# Brief
Verbatim output of the lines below is required, with the images omitted.

# Listed records

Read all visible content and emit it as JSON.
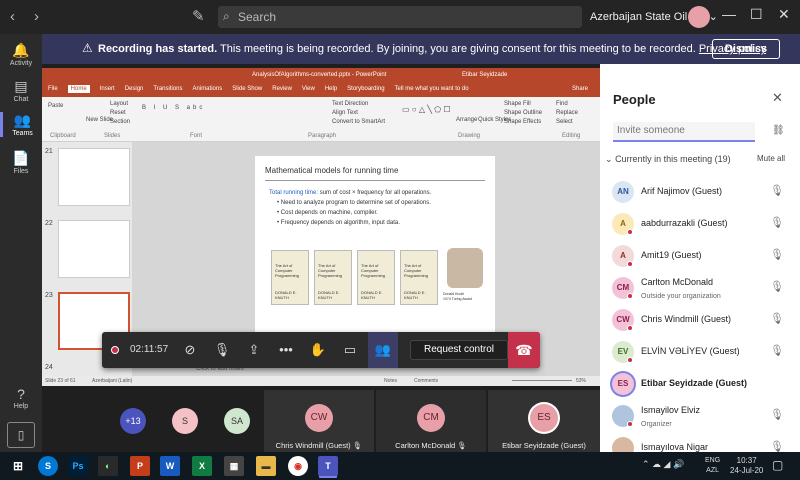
{
  "titlebar": {
    "back": "‹",
    "forward": "›",
    "search_placeholder": "Search",
    "org": "Azerbaijan State Oil a...",
    "org_caret": "⌄",
    "minimize": "—",
    "maximize": "☐",
    "close": "✕"
  },
  "rail": [
    {
      "label": "Activity",
      "icon": "🔔"
    },
    {
      "label": "Chat",
      "icon": "▤"
    },
    {
      "label": "Teams",
      "icon": "👥"
    },
    {
      "label": "Files",
      "icon": "📄"
    },
    {
      "label": "Help",
      "icon": "?"
    }
  ],
  "banner": {
    "bold": "Recording has started.",
    "text": " This meeting is being recorded. By joining, you are giving consent for this meeting to be recorded. ",
    "link": "Privacy policy",
    "dismiss": "Dismiss"
  },
  "ppt": {
    "title": "AnalysisOfAlgorithms-converted.pptx - PowerPoint",
    "user": "Etibar Seyidzade",
    "menu": [
      "File",
      "Home",
      "Insert",
      "Design",
      "Transitions",
      "Animations",
      "Slide Show",
      "Review",
      "View",
      "Help",
      "Storyboarding",
      "Tell me what you want to do",
      "Share"
    ],
    "ribbon_groups": [
      "Clipboard",
      "Slides",
      "Font",
      "Paragraph",
      "Drawing",
      "Editing"
    ],
    "ribbon_items": [
      "Paste",
      "New Slide",
      "Layout",
      "Reset",
      "Section",
      "Text Direction",
      "Align Text",
      "Convert to SmartArt",
      "Arrange",
      "Quick Styles",
      "Shape Fill",
      "Shape Outline",
      "Shape Effects",
      "Find",
      "Replace",
      "Select"
    ],
    "thumb_numbers": [
      "21",
      "22",
      "23",
      "24"
    ],
    "slide_title": "Mathematical models for running time",
    "slide_lead_key": "Total running time:",
    "slide_lead": " sum of cost × frequency for all operations.",
    "slide_bullets": [
      "Need to analyze program to determine set of operations.",
      "Cost depends on machine, compiler.",
      "Frequency depends on algorithm, input data."
    ],
    "book_title": "The Art of Computer Programming",
    "book_author": "DONALD E. KNUTH",
    "photo_caption": [
      "Donald Knuth",
      "1974 Turing Award"
    ],
    "status_left": "Slide 23 of 61",
    "status_lang": "Azerbaijani (Latin)",
    "notes_hint": "Click to add notes",
    "status_notes": "Notes",
    "status_comments": "Comments",
    "zoom": "53%"
  },
  "callbar": {
    "timer": "02:11:57",
    "request_control": "Request control"
  },
  "strip": {
    "overflow": "+13",
    "small_avatars": [
      {
        "initials": "S",
        "color": "#f4c2c6"
      },
      {
        "initials": "SA",
        "color": "#cfe6cf"
      }
    ],
    "tiles": [
      {
        "initials": "CW",
        "name": "Chris Windmill (Guest)"
      },
      {
        "initials": "CM",
        "name": "Carlton McDonald"
      },
      {
        "initials": "ES",
        "name": "Etibar Seyidzade (Guest)"
      }
    ]
  },
  "people": {
    "heading": "People",
    "invite_placeholder": "Invite someone",
    "current": "Currently in this meeting (19)",
    "mute_all": "Mute all",
    "rows": [
      {
        "initials": "AN",
        "name": "Arif Najimov (Guest)",
        "sub": "",
        "bg": "#dbe6f4",
        "fg": "#2b579a",
        "dot": false
      },
      {
        "initials": "A",
        "name": "aabdurrazakli (Guest)",
        "sub": "",
        "bg": "#fbe9b7",
        "fg": "#8a6a00",
        "dot": true
      },
      {
        "initials": "A",
        "name": "Amit19 (Guest)",
        "sub": "",
        "bg": "#f4d9d9",
        "fg": "#8a2b2b",
        "dot": true
      },
      {
        "initials": "CM",
        "name": "Carlton McDonald",
        "sub": "Outside your organization",
        "bg": "#f4c2d6",
        "fg": "#8a1f4b",
        "dot": true
      },
      {
        "initials": "CW",
        "name": "Chris Windmill (Guest)",
        "sub": "",
        "bg": "#f4c2d6",
        "fg": "#8a1f4b",
        "dot": true
      },
      {
        "initials": "EV",
        "name": "ELVİN VƏLİYEV (Guest)",
        "sub": "",
        "bg": "#dcebd0",
        "fg": "#3b6e1e",
        "dot": true
      },
      {
        "initials": "ES",
        "name": "Etibar Seyidzade (Guest)",
        "sub": "",
        "bg": "#f4c2d6",
        "fg": "#8a1f4b",
        "dot": false
      },
      {
        "initials": "",
        "name": "Ismayilov Elviz",
        "sub": "Organizer",
        "bg": "#b0c4de",
        "fg": "#333",
        "dot": true
      },
      {
        "initials": "",
        "name": "Ismayılova Nigar",
        "sub": "",
        "bg": "#d8b8a0",
        "fg": "#333",
        "dot": true
      }
    ]
  },
  "taskbar": {
    "apps": [
      "S",
      "Ps",
      "◐",
      "P",
      "W",
      "X",
      "▦",
      "▬",
      "◉",
      "T"
    ],
    "lang": [
      "ENG",
      "AZL"
    ],
    "time": "10:37",
    "date": "24-Jul-20"
  }
}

# Task response
Read all visible content and emit it as JSON.
{
  "titlebar": {
    "back": "‹",
    "forward": "›",
    "search_placeholder": "Search",
    "org": "Azerbaijan State Oil a...",
    "org_caret": "⌄",
    "minimize": "—",
    "maximize": "☐",
    "close": "✕"
  },
  "rail": [
    {
      "label": "Activity",
      "icon": "🔔"
    },
    {
      "label": "Chat",
      "icon": "▤"
    },
    {
      "label": "Teams",
      "icon": "👥"
    },
    {
      "label": "Files",
      "icon": "📄"
    },
    {
      "label": "Help",
      "icon": "?"
    }
  ],
  "banner": {
    "bold": "Recording has started.",
    "text": " This meeting is being recorded. By joining, you are giving consent for this meeting to be recorded. ",
    "link": "Privacy policy",
    "dismiss": "Dismiss"
  },
  "ppt": {
    "title": "AnalysisOfAlgorithms-converted.pptx - PowerPoint",
    "user": "Etibar Seyidzade",
    "menu": [
      "File",
      "Home",
      "Insert",
      "Design",
      "Transitions",
      "Animations",
      "Slide Show",
      "Review",
      "View",
      "Help",
      "Storyboarding",
      "Tell me what you want to do",
      "Share"
    ],
    "ribbon_groups": [
      "Clipboard",
      "Slides",
      "Font",
      "Paragraph",
      "Drawing",
      "Editing"
    ],
    "ribbon_items": [
      "Paste",
      "New Slide",
      "Layout",
      "Reset",
      "Section",
      "Text Direction",
      "Align Text",
      "Convert to SmartArt",
      "Arrange",
      "Quick Styles",
      "Shape Fill",
      "Shape Outline",
      "Shape Effects",
      "Find",
      "Replace",
      "Select"
    ],
    "thumb_numbers": [
      "21",
      "22",
      "23",
      "24"
    ],
    "slide_title": "Mathematical models for running time",
    "slide_lead_key": "Total running time:",
    "slide_lead": " sum of cost × frequency for all operations.",
    "slide_bullets": [
      "Need to analyze program to determine set of operations.",
      "Cost depends on machine, compiler.",
      "Frequency depends on algorithm, input data."
    ],
    "book_title": "The Art of Computer Programming",
    "book_author": "DONALD E. KNUTH",
    "photo_caption": [
      "Donald Knuth",
      "1974 Turing Award"
    ],
    "status_left": "Slide 23 of 61",
    "status_lang": "Azerbaijani (Latin)",
    "notes_hint": "Click to add notes",
    "status_notes": "Notes",
    "status_comments": "Comments",
    "zoom": "53%"
  },
  "callbar": {
    "timer": "02:11:57",
    "request_control": "Request control"
  },
  "strip": {
    "overflow": "+13",
    "small_avatars": [
      {
        "initials": "S",
        "color": "#f4c2c6"
      },
      {
        "initials": "SA",
        "color": "#cfe6cf"
      }
    ],
    "tiles": [
      {
        "initials": "CW",
        "name": "Chris Windmill (Guest)"
      },
      {
        "initials": "CM",
        "name": "Carlton McDonald"
      },
      {
        "initials": "ES",
        "name": "Etibar Seyidzade (Guest)"
      }
    ]
  },
  "people": {
    "heading": "People",
    "invite_placeholder": "Invite someone",
    "current": "Currently in this meeting (19)",
    "mute_all": "Mute all",
    "rows": [
      {
        "initials": "AN",
        "name": "Arif Najimov (Guest)",
        "sub": "",
        "bg": "#dbe6f4",
        "fg": "#2b579a",
        "dot": false
      },
      {
        "initials": "A",
        "name": "aabdurrazakli (Guest)",
        "sub": "",
        "bg": "#fbe9b7",
        "fg": "#8a6a00",
        "dot": true
      },
      {
        "initials": "A",
        "name": "Amit19 (Guest)",
        "sub": "",
        "bg": "#f4d9d9",
        "fg": "#8a2b2b",
        "dot": true
      },
      {
        "initials": "CM",
        "name": "Carlton McDonald",
        "sub": "Outside your organization",
        "bg": "#f4c2d6",
        "fg": "#8a1f4b",
        "dot": true
      },
      {
        "initials": "CW",
        "name": "Chris Windmill (Guest)",
        "sub": "",
        "bg": "#f4c2d6",
        "fg": "#8a1f4b",
        "dot": true
      },
      {
        "initials": "EV",
        "name": "ELVİN VƏLİYEV (Guest)",
        "sub": "",
        "bg": "#dcebd0",
        "fg": "#3b6e1e",
        "dot": true
      },
      {
        "initials": "ES",
        "name": "Etibar Seyidzade (Guest)",
        "sub": "",
        "bg": "#f4c2d6",
        "fg": "#8a1f4b",
        "dot": false
      },
      {
        "initials": "",
        "name": "Ismayilov Elviz",
        "sub": "Organizer",
        "bg": "#b0c4de",
        "fg": "#333",
        "dot": true
      },
      {
        "initials": "",
        "name": "Ismayılova Nigar",
        "sub": "",
        "bg": "#d8b8a0",
        "fg": "#333",
        "dot": true
      }
    ]
  },
  "taskbar": {
    "apps": [
      "S",
      "Ps",
      "◐",
      "P",
      "W",
      "X",
      "▦",
      "▬",
      "◉",
      "T"
    ],
    "lang": [
      "ENG",
      "AZL"
    ],
    "time": "10:37",
    "date": "24-Jul-20"
  }
}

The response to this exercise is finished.